Have you ever found yourself in the uncomfortable position of thinking you know more than you actually do? Even worse, being adamant that you know more than you really do in a public setting? Years ago, in my pursuit of higher education, I was required to take an introductory English class. The focus was writing. Our first assignment was a word association essay. I chose to write about cows. Keep in mind I grew up on a dairy farm, feeding calves for a large part of my formative years, so I felt pretty confident in my knowledge of cows. Long story short we were discussing cows in class one day and the teacher pointed out that cows needed to have calves every couple of years to keep their milk supply up. I told her that no, they didn’t need to. We went back and forth about who was right and finally she moved on. After that class I started thinking about it from a logical point of view. Of course cows would need to have calves to maintain a milk supply. I just had never thought of farming in that light before. I had always focused so much on the calves that I didn’t even consider the cows role in the process.
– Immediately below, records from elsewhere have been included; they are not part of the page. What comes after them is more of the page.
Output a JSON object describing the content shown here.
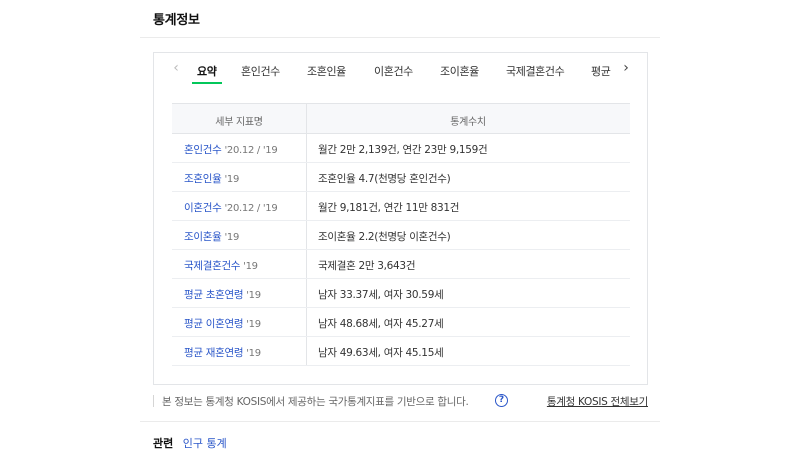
{
  "section": {
    "title": "통계정보"
  },
  "tabs": {
    "items": [
      "요약",
      "혼인건수",
      "조혼인율",
      "이혼건수",
      "조이혼율",
      "국제결혼건수",
      "평균"
    ],
    "active_index": 0,
    "accent_color": "#03c75a"
  },
  "table": {
    "headers": [
      "세부 지표명",
      "통계수치"
    ],
    "rows": [
      {
        "name": "혼인건수",
        "period": "'20.12 / '19",
        "value": "월간 2만 2,139건, 연간 23만 9,159건"
      },
      {
        "name": "조혼인율",
        "period": "'19",
        "value": "조혼인율 4.7(천명당 혼인건수)"
      },
      {
        "name": "이혼건수",
        "period": "'20.12 / '19",
        "value": "월간 9,181건, 연간 11만 831건"
      },
      {
        "name": "조이혼율",
        "period": "'19",
        "value": "조이혼율 2.2(천명당 이혼건수)"
      },
      {
        "name": "국제결혼건수",
        "period": "'19",
        "value": "국제결혼 2만 3,643건"
      },
      {
        "name": "평균 초혼연령",
        "period": "'19",
        "value": "남자 33.37세, 여자 30.59세"
      },
      {
        "name": "평균 이혼연령",
        "period": "'19",
        "value": "남자 48.68세, 여자 45.27세"
      },
      {
        "name": "평균 재혼연령",
        "period": "'19",
        "value": "남자 49.63세, 여자 45.15세"
      }
    ]
  },
  "notice": {
    "text": "본 정보는 통계청 KOSIS에서 제공하는 국가통계지표를 기반으로 합니다.",
    "help_icon": "question-circle-icon",
    "help_glyph": "?",
    "link_label": "통계청 KOSIS 전체보기"
  },
  "related": {
    "label": "관련",
    "link": "인구 통계"
  },
  "icons": {
    "prev": "‹",
    "next": "›"
  }
}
How many times do you get too focused on what you think you know? I recently ran across this image:
When we see the magnified view of life in the day to day interactions we often miss the big picture. Let’s say I see Margaret at the grocery store. I know she sees me but instead of saying hi she hurries to another aisle. In my magnified view, I am certain she avoided me. In my big picture view I might have seen that she was embarrassed that she had no make up on and was wearing the same shirt she wore yesterday.
Even when we think we know, we often really don’t know.